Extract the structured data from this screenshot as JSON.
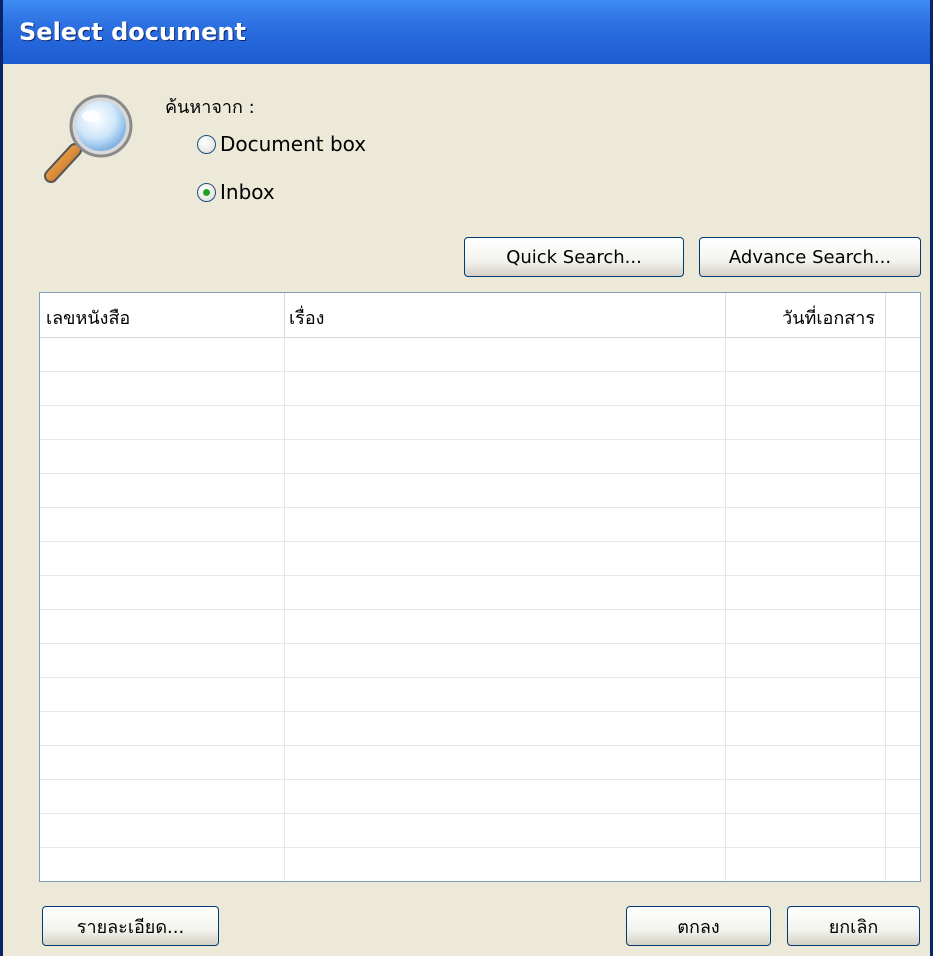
{
  "window": {
    "title": "Select document"
  },
  "search": {
    "from_label": "ค้นหาจาก :",
    "options": [
      {
        "label": "Document box",
        "checked": false
      },
      {
        "label": "Inbox",
        "checked": true
      }
    ],
    "quick_search_label": "Quick Search...",
    "advance_search_label": "Advance Search..."
  },
  "table": {
    "columns": [
      "เลขหนังสือ",
      "เรื่อง",
      "วันที่เอกสาร",
      ""
    ],
    "rows": []
  },
  "footer": {
    "details_label": "รายละเอียด...",
    "ok_label": "ตกลง",
    "cancel_label": "ยกเลิก"
  },
  "colors": {
    "titlebar": "#2b6fe0",
    "dialog_bg": "#ece9d8",
    "selected_radio": "#21a121"
  },
  "icons": {
    "search": "magnifier-icon"
  }
}
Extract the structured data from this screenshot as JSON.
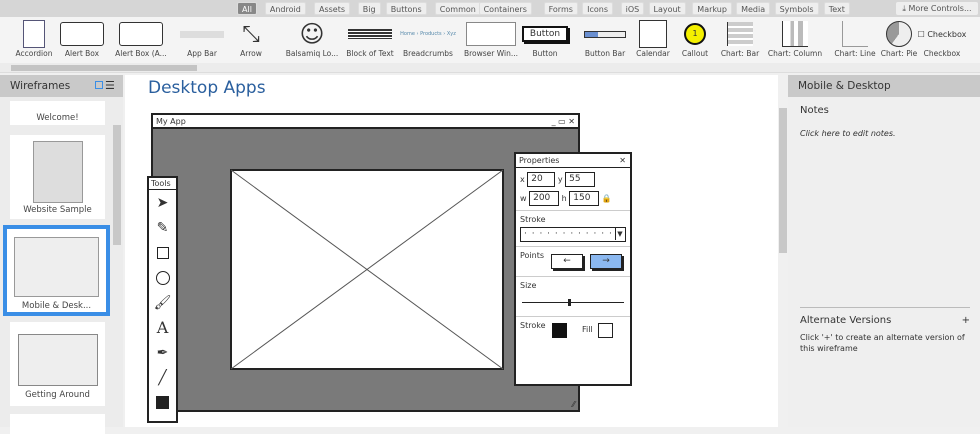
{
  "tabs": [
    "All",
    "Android",
    "Assets",
    "Big",
    "Buttons",
    "Common",
    "Containers",
    "Forms",
    "Icons",
    "iOS",
    "Layout",
    "Markup",
    "Media",
    "Symbols",
    "Text"
  ],
  "more_controls": "More Controls...",
  "palette": [
    "Accordion",
    "Alert Box",
    "Alert Box (A...",
    "App Bar",
    "Arrow",
    "Balsamiq Lo...",
    "Block of Text",
    "Breadcrumbs",
    "Browser Win...",
    "Button",
    "Button Bar",
    "Calendar",
    "Callout",
    "Chart: Bar",
    "Chart: Column",
    "Chart: Line",
    "Chart: Pie",
    "Checkbox"
  ],
  "palette_button_text": "Button",
  "palette_checkbox_text": "Checkbox",
  "palette_callout_text": "1",
  "left": {
    "title": "Wireframes",
    "items": [
      "Welcome!",
      "Website Sample",
      "Mobile & Desk...",
      "Getting Around"
    ]
  },
  "canvas": {
    "title": "Desktop Apps",
    "window_title": "My App",
    "tools_title": "Tools",
    "props": {
      "title": "Properties",
      "x_label": "x",
      "x": "20",
      "y_label": "y",
      "y": "55",
      "w_label": "w",
      "w": "200",
      "h_label": "h",
      "h": "150",
      "stroke": "Stroke",
      "points": "Points",
      "size": "Size",
      "stroke2": "Stroke",
      "fill": "Fill",
      "size_value": 0.45
    }
  },
  "right": {
    "title": "Mobile & Desktop",
    "notes": "Notes",
    "notes_hint": "Click here to edit notes.",
    "alt": "Alternate Versions",
    "alt_plus": "+",
    "alt_hint": "Click '+' to create an alternate version of this wireframe"
  },
  "colors": {
    "selection": "#3a8ee6",
    "heading": "#2a5f9e",
    "points_active": "#8bb8f0",
    "callout": "#f4f000"
  }
}
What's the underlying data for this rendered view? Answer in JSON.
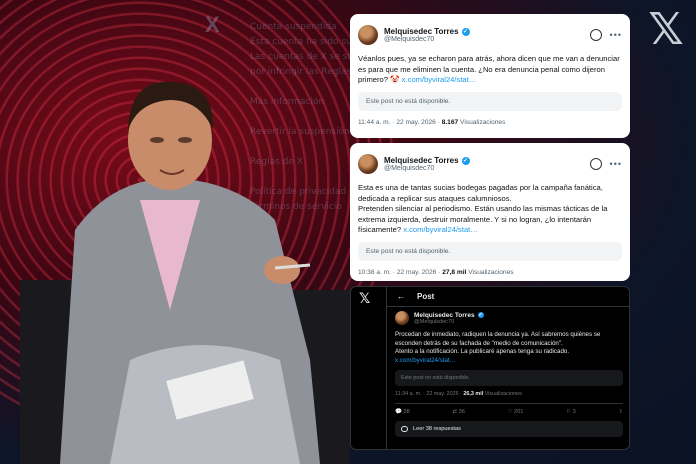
{
  "background": {
    "text_lines": [
      "Cuenta suspendida",
      "Esta cuenta ha sido suspendida",
      "Las cuentas de X se suspenden",
      "por infringir las Reglas de X.",
      "",
      "Más información",
      "",
      "Revertir la suspensión",
      "",
      "Reglas de X",
      "",
      "Política de privacidad",
      "Términos de servicio"
    ]
  },
  "tweet1": {
    "name": "Melquisedec Torres",
    "handle": "@Melquisdec70",
    "text": "Véanlos pues, ya se echaron para atrás, ahora dicen que me van a denunciar es para que me eliminen la cuenta. ¿No era denuncia penal como dijeron primero? 🤡",
    "link": "x.com/byviral24/stat…",
    "unavailable": "Este post no está disponible.",
    "time": "11:44 a. m. · 22 may. 2026 · ",
    "views": "8.167",
    "views_label": " Visualizaciones"
  },
  "tweet2": {
    "name": "Melquisedec Torres",
    "handle": "@Melquisdec70",
    "text": "Esta es una de tantas sucias bodegas pagadas por la campaña fanática, dedicada a replicar sus ataques calumniosos.\nPretenden silenciar al periodismo. Están usando las mismas tácticas de la extrema izquierda, destruir moralmente. Y si no logran, ¿lo intentarán físicamente?",
    "link": "x.com/byviral24/stat…",
    "unavailable": "Este post no está disponible.",
    "time": "10:38 a. m. · 22 may. 2026 · ",
    "views": "27,8 mil",
    "views_label": " Visualizaciones"
  },
  "tweet3": {
    "page_title": "Post",
    "name": "Melquisedec Torres",
    "handle": "@Melquisdec70",
    "text": "Procedan de inmediato, radiquen la denuncia ya. Así sabremos quiénes se esconden detrás de su fachada de \"medio de comunicación\".\nAtento a la notificación. La publicaré apenas tenga su radicado.",
    "link": "x.com/byviral24/stat…",
    "unavailable": "Este post no está disponible.",
    "time": "11:34 a. m. · 22 may. 2026 · ",
    "views": "26,3 mil",
    "views_label": " Visualizaciones",
    "replies": "38",
    "reposts": "36",
    "likes": "201",
    "bookmarks": "3",
    "read_replies": "Leer 38 respuestas"
  },
  "colors": {
    "accent": "#1d9bf0",
    "dark_bg": "#000000",
    "red_bg": "#7a0b1a"
  }
}
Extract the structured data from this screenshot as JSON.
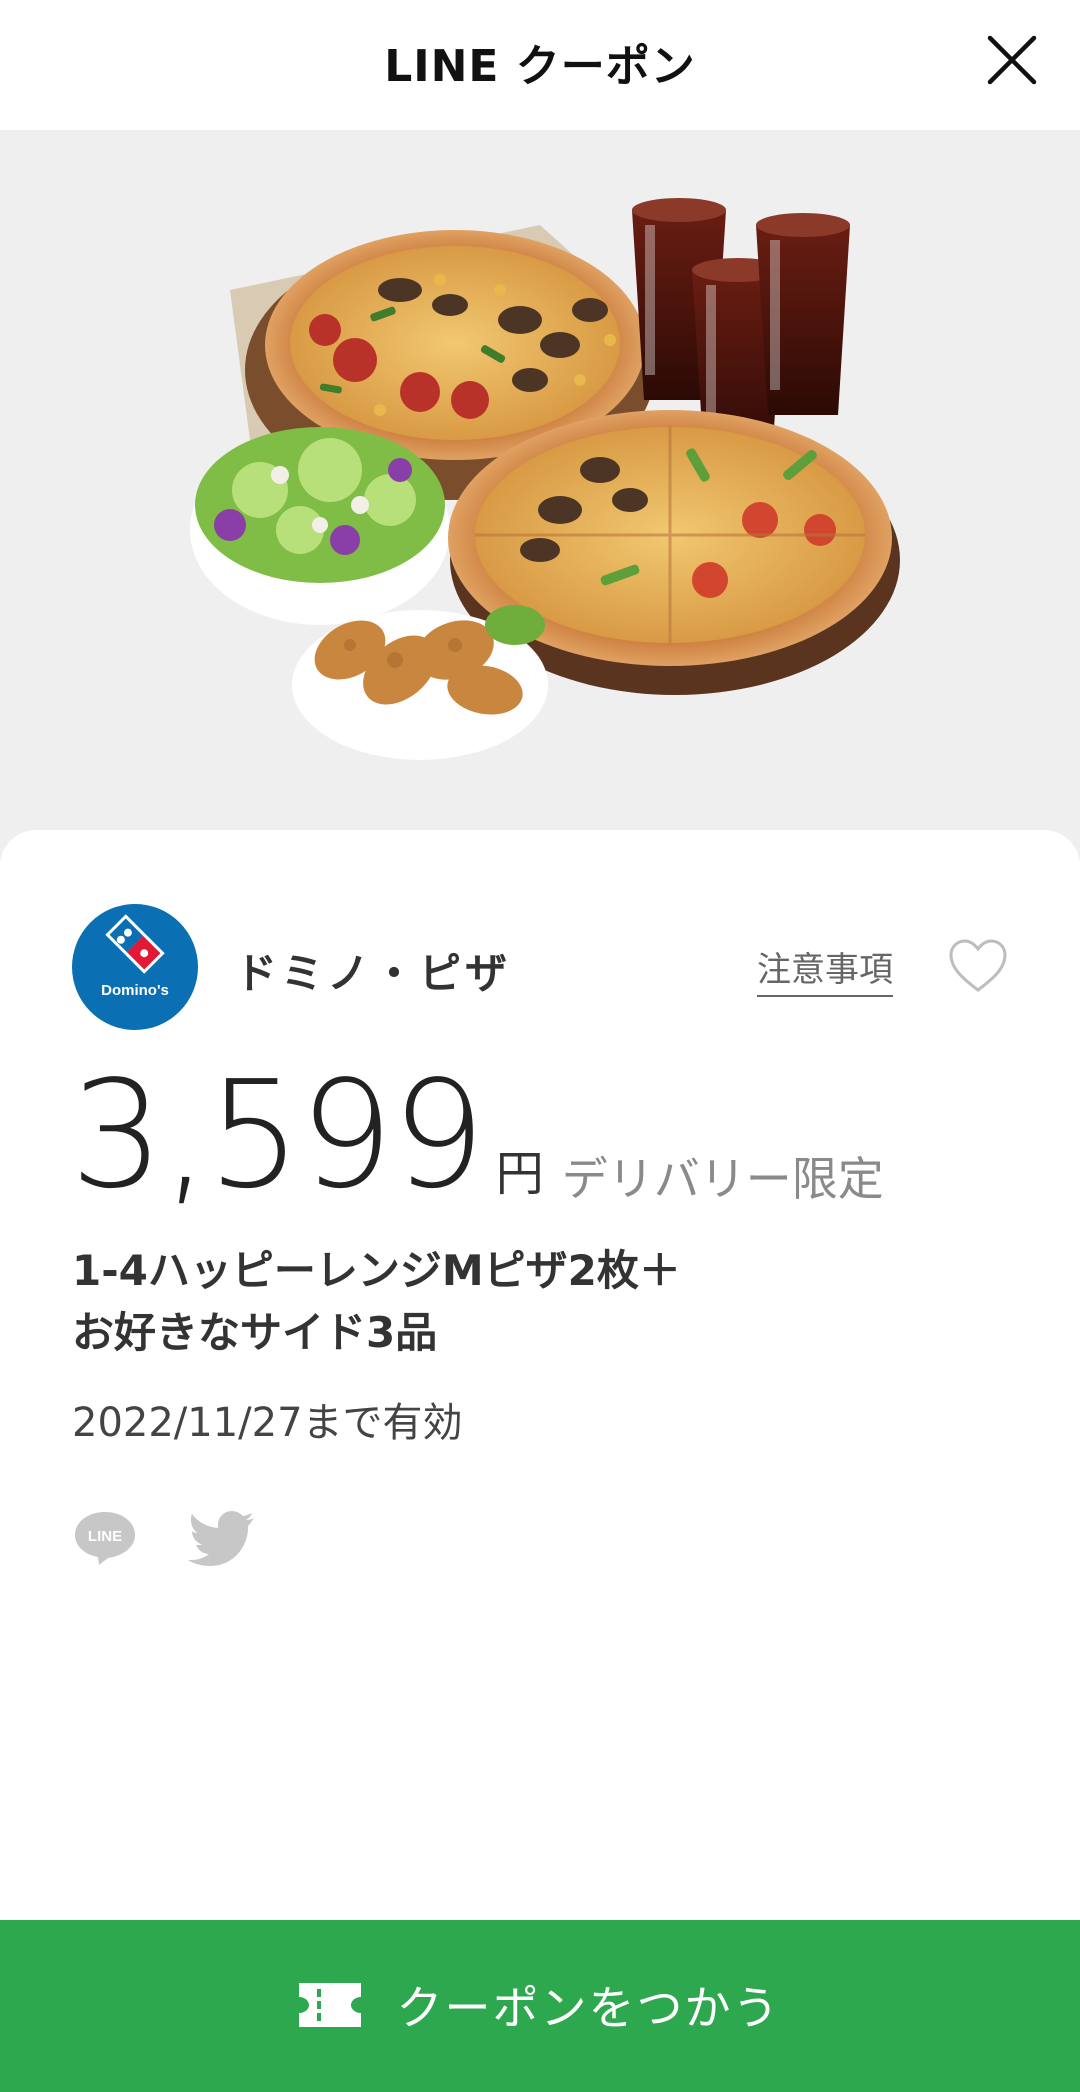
{
  "header": {
    "title": "LINE クーポン"
  },
  "hero": {
    "image": "pizza-set-photo"
  },
  "store": {
    "logo_text": "Domino's",
    "name": "ドミノ・ピザ"
  },
  "notice_label": "注意事項",
  "coupon": {
    "price": "3,599",
    "currency": "円",
    "condition": "デリバリー限定",
    "description": "1-4ハッピーレンジMピザ2枚＋お好きなサイド3品",
    "description_line1": "1-4ハッピーレンジMピザ2枚＋",
    "description_line2": "お好きなサイド3品",
    "valid_until": "2022/11/27まで有効"
  },
  "share": {
    "line_label": "LINE"
  },
  "cta": {
    "label": "クーポンをつかう"
  },
  "colors": {
    "accent_green": "#2ea84f",
    "dominos_blue": "#0a6fb3",
    "dominos_red": "#e31837",
    "hero_bg": "#efefef"
  }
}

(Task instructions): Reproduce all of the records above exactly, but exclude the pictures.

(Reply):
Extract the structured data from this screenshot as JSON.
{
  "window": {
    "title": "Select document"
  },
  "search": {
    "from_label": "ค้นหาจาก :",
    "options": [
      {
        "label": "Document box",
        "checked": false
      },
      {
        "label": "Inbox",
        "checked": true
      }
    ],
    "quick_search_label": "Quick Search...",
    "advance_search_label": "Advance Search..."
  },
  "table": {
    "columns": [
      "เลขหนังสือ",
      "เรื่อง",
      "วันที่เอกสาร",
      ""
    ],
    "rows": []
  },
  "footer": {
    "details_label": "รายละเอียด...",
    "ok_label": "ตกลง",
    "cancel_label": "ยกเลิก"
  },
  "colors": {
    "titlebar": "#2b6fe0",
    "dialog_bg": "#ece9d8",
    "selected_radio": "#21a121"
  },
  "icons": {
    "search": "magnifier-icon"
  }
}
Extract the structured data from this screenshot as JSON.
{
  "tabs": [
    "All",
    "Android",
    "Assets",
    "Big",
    "Buttons",
    "Common",
    "Containers",
    "Forms",
    "Icons",
    "iOS",
    "Layout",
    "Markup",
    "Media",
    "Symbols",
    "Text"
  ],
  "more_controls": "More Controls...",
  "palette": [
    "Accordion",
    "Alert Box",
    "Alert Box (A...",
    "App Bar",
    "Arrow",
    "Balsamiq Lo...",
    "Block of Text",
    "Breadcrumbs",
    "Browser Win...",
    "Button",
    "Button Bar",
    "Calendar",
    "Callout",
    "Chart: Bar",
    "Chart: Column",
    "Chart: Line",
    "Chart: Pie",
    "Checkbox"
  ],
  "palette_button_text": "Button",
  "palette_checkbox_text": "Checkbox",
  "palette_callout_text": "1",
  "left": {
    "title": "Wireframes",
    "items": [
      "Welcome!",
      "Website Sample",
      "Mobile & Desk...",
      "Getting Around"
    ]
  },
  "canvas": {
    "title": "Desktop Apps",
    "window_title": "My App",
    "tools_title": "Tools",
    "props": {
      "title": "Properties",
      "x_label": "x",
      "x": "20",
      "y_label": "y",
      "y": "55",
      "w_label": "w",
      "w": "200",
      "h_label": "h",
      "h": "150",
      "stroke": "Stroke",
      "points": "Points",
      "size": "Size",
      "stroke2": "Stroke",
      "fill": "Fill",
      "size_value": 0.45
    }
  },
  "right": {
    "title": "Mobile & Desktop",
    "notes": "Notes",
    "notes_hint": "Click here to edit notes.",
    "alt": "Alternate Versions",
    "alt_plus": "+",
    "alt_hint": "Click '+' to create an alternate version of this wireframe"
  },
  "colors": {
    "selection": "#3a8ee6",
    "heading": "#2a5f9e",
    "points_active": "#8bb8f0",
    "callout": "#f4f000"
  }
}
What's the underlying data for this rendered view? Answer in JSON.
{
  "background": {
    "text_lines": [
      "Cuenta suspendida",
      "Esta cuenta ha sido suspendida",
      "Las cuentas de X se suspenden",
      "por infringir las Reglas de X.",
      "",
      "Más información",
      "",
      "Revertir la suspensión",
      "",
      "Reglas de X",
      "",
      "Política de privacidad",
      "Términos de servicio"
    ]
  },
  "tweet1": {
    "name": "Melquisedec Torres",
    "handle": "@Melquisdec70",
    "text": "Véanlos pues, ya se echaron para atrás, ahora dicen que me van a denunciar es para que me eliminen la cuenta. ¿No era denuncia penal como dijeron primero? 🤡",
    "link": "x.com/byviral24/stat…",
    "unavailable": "Este post no está disponible.",
    "time": "11:44 a. m. · 22 may. 2026 · ",
    "views": "8.167",
    "views_label": " Visualizaciones"
  },
  "tweet2": {
    "name": "Melquisedec Torres",
    "handle": "@Melquisdec70",
    "text": "Esta es una de tantas sucias bodegas pagadas por la campaña fanática, dedicada a replicar sus ataques calumniosos.\nPretenden silenciar al periodismo. Están usando las mismas tácticas de la extrema izquierda, destruir moralmente. Y si no logran, ¿lo intentarán físicamente?",
    "link": "x.com/byviral24/stat…",
    "unavailable": "Este post no está disponible.",
    "time": "10:38 a. m. · 22 may. 2026 · ",
    "views": "27,8 mil",
    "views_label": " Visualizaciones"
  },
  "tweet3": {
    "page_title": "Post",
    "name": "Melquisedec Torres",
    "handle": "@Melquisdec70",
    "text": "Procedan de inmediato, radiquen la denuncia ya. Así sabremos quiénes se esconden detrás de su fachada de \"medio de comunicación\".\nAtento a la notificación. La publicaré apenas tenga su radicado.",
    "link": "x.com/byviral24/stat…",
    "unavailable": "Este post no está disponible.",
    "time": "11:34 a. m. · 22 may. 2026 · ",
    "views": "26,3 mil",
    "views_label": " Visualizaciones",
    "replies": "38",
    "reposts": "36",
    "likes": "201",
    "bookmarks": "3",
    "read_replies": "Leer 38 respuestas"
  },
  "colors": {
    "accent": "#1d9bf0",
    "dark_bg": "#000000",
    "red_bg": "#7a0b1a"
  }
}
Extract the structured data from this screenshot as JSON.
{
  "header": {
    "title": "LINE クーポン"
  },
  "hero": {
    "image": "pizza-set-photo"
  },
  "store": {
    "logo_text": "Domino's",
    "name": "ドミノ・ピザ"
  },
  "notice_label": "注意事項",
  "coupon": {
    "price": "3,599",
    "currency": "円",
    "condition": "デリバリー限定",
    "description": "1-4ハッピーレンジMピザ2枚＋お好きなサイド3品",
    "description_line1": "1-4ハッピーレンジMピザ2枚＋",
    "description_line2": "お好きなサイド3品",
    "valid_until": "2022/11/27まで有効"
  },
  "share": {
    "line_label": "LINE"
  },
  "cta": {
    "label": "クーポンをつかう"
  },
  "colors": {
    "accent_green": "#2ea84f",
    "dominos_blue": "#0a6fb3",
    "dominos_red": "#e31837",
    "hero_bg": "#efefef"
  }
}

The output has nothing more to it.